How important is a manager? That is a question that will keep getting even if there are some – like the authors of the book ‘Soccernomics’, Simon Kuper and Stefan Szymanski – who have tried to give a definitive answer (not very important, according to their research). Clubs keep changing the man in charge in the hope that this will lead to better results but, in truth, it turns out to be a bad decision as often as it is a good one.
The truth is that it is impossible to tell if a club does well by going with one manager instead of another one. ‘What if’ questions might be intriguing but ultimately they cannot be answered.
There are instances, however, where the value of a manager is impossible to ignore. Everton is a case in point. With largely the same team as last season, Roberto Martinez has them playing the kind of attacking football that is both pleasing on the eye and effective. Martinez has managed to impose his style of play quickly, winning over a group of players that will probably have been a bit sceptical after the departure of a manager who had done so well for them.
It isn’t the playing style that Martinez has changed but also their mentality. Without wanting to seem overly critical of David Moyes – who did a very good job at Everton in his time there – there used to be a feeling that the Everton players didn’t think that they could beat bigger clubs. Not anymore, however, as this season they’ve shown no fear irrespective of their opponent. Nor is he one to hide behind the club’s lack of spending power, opting instead to look within to see whether there are players who could be promoted to the first team squad.
Martinez isn’t alone. Indeed there seems to be a breed of new manager who are capable of doing this. Brendan Rodgers has done a similar job at Liverpool as did Jurgen Klopp before them. Whatever the outcome of the season, Diego Simeone has done a tremendous job in giving Atletico Madrid the belief that they can overcome Barcelona and Real Madrid.
These managers have been successful not because of the tactics that they’ve adopted but because of the philosophy that they have been able to instil within their clubs. To be successful, managers cannot be one dimensional – they never could – but need to have the energy and vision to determine where they want to go and how to get there.
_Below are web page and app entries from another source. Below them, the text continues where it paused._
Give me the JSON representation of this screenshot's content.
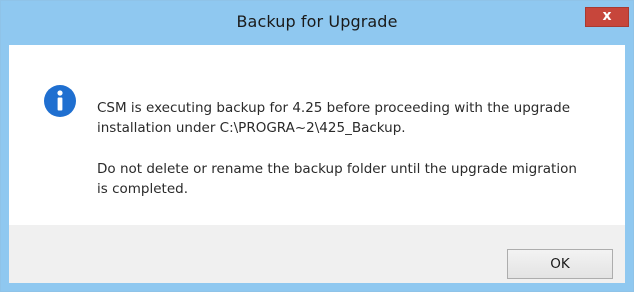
{
  "window": {
    "title": "Backup for Upgrade",
    "close_label": "x"
  },
  "message": {
    "line1": " CSM is executing backup for 4.25 before proceeding with the upgrade\ninstallation under C:\\PROGRA~2\\425_Backup.",
    "line2": " Do not delete or rename the backup folder until the upgrade migration\nis completed."
  },
  "icon": "info-icon",
  "buttons": {
    "ok_label": "OK"
  },
  "colors": {
    "titlebar": "#8fc8f0",
    "close_button": "#c7463b",
    "info_icon": "#1f6fd0",
    "footer": "#f0f0f0"
  }
}
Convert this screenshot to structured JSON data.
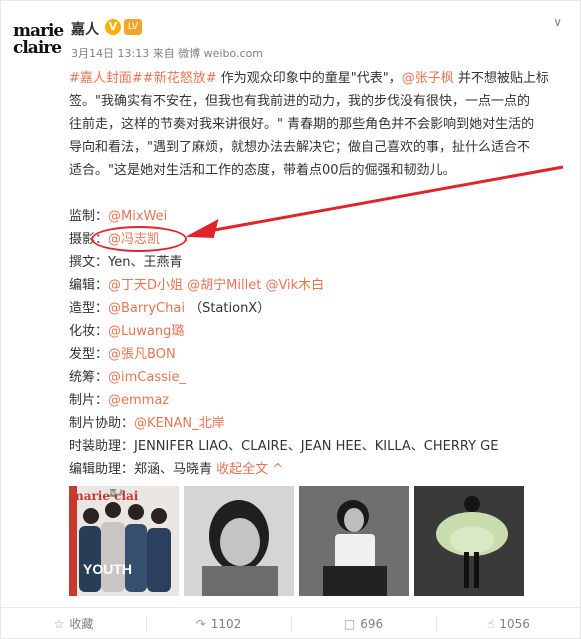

It is why any aspiring coach who simply looks at the tactics or training routines adopted by the top managers is only seeing a slice of their work. Those are important but, if they too want to succeed, they need to look at much more than that and their education needs to reflect that.
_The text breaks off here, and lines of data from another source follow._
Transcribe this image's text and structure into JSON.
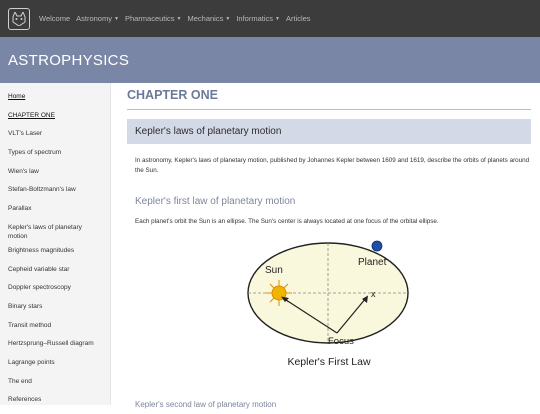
{
  "nav": {
    "items": [
      {
        "label": "Welcome",
        "dropdown": false
      },
      {
        "label": "Astronomy",
        "dropdown": true
      },
      {
        "label": "Pharmaceutics",
        "dropdown": true
      },
      {
        "label": "Mechanics",
        "dropdown": true
      },
      {
        "label": "Informatics",
        "dropdown": true
      },
      {
        "label": "Articles",
        "dropdown": false
      }
    ]
  },
  "banner": {
    "title": "ASTROPHYSICS"
  },
  "sidebar": {
    "items": [
      {
        "label": "Home"
      },
      {
        "label": "CHAPTER ONE"
      },
      {
        "label": "VLT's Laser"
      },
      {
        "label": "Types of spectrum"
      },
      {
        "label": "Wien's law"
      },
      {
        "label": "Stefan-Boltzmann's law"
      },
      {
        "label": "Parallax"
      },
      {
        "label": "Kepler's laws of planetary motion"
      },
      {
        "label": "Brightness magnitudes"
      },
      {
        "label": "Cepheid variable star"
      },
      {
        "label": "Doppler spectroscopy"
      },
      {
        "label": "Binary stars"
      },
      {
        "label": "Transit method"
      },
      {
        "label": "Hertzsprung–Russell diagram"
      },
      {
        "label": "Lagrange points"
      },
      {
        "label": "The end"
      },
      {
        "label": "References"
      }
    ]
  },
  "main": {
    "chapter_title": "CHAPTER ONE",
    "section_title": "Kepler's laws of planetary motion",
    "intro": "In astronomy, Kepler's laws of planetary motion, published by Johannes Kepler between 1609 and 1619, describe the orbits of planets around the Sun.",
    "first_law_title": "Kepler's first law of planetary motion",
    "first_law_text": "Each planet's orbit the Sun is an ellipse. The Sun's center is always located at one focus of the orbital ellipse.",
    "figure": {
      "sun_label": "Sun",
      "planet_label": "Planet",
      "focus_label": "Focus",
      "x_label": "x",
      "caption": "Kepler's First Law"
    },
    "next_title": "Kepler's second law of planetary motion"
  },
  "colors": {
    "navbar": "#3c3c3c",
    "banner": "#7a86a6",
    "section_bg": "#d4d9e8",
    "sun": "#f0b500",
    "planet": "#1f4fa8"
  }
}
Six coaches talk about their ideas and beliefs around football. Buy the Kindle version here for as little as £0.99 (international version here). More details on Blueprint According To...Volume 1 here.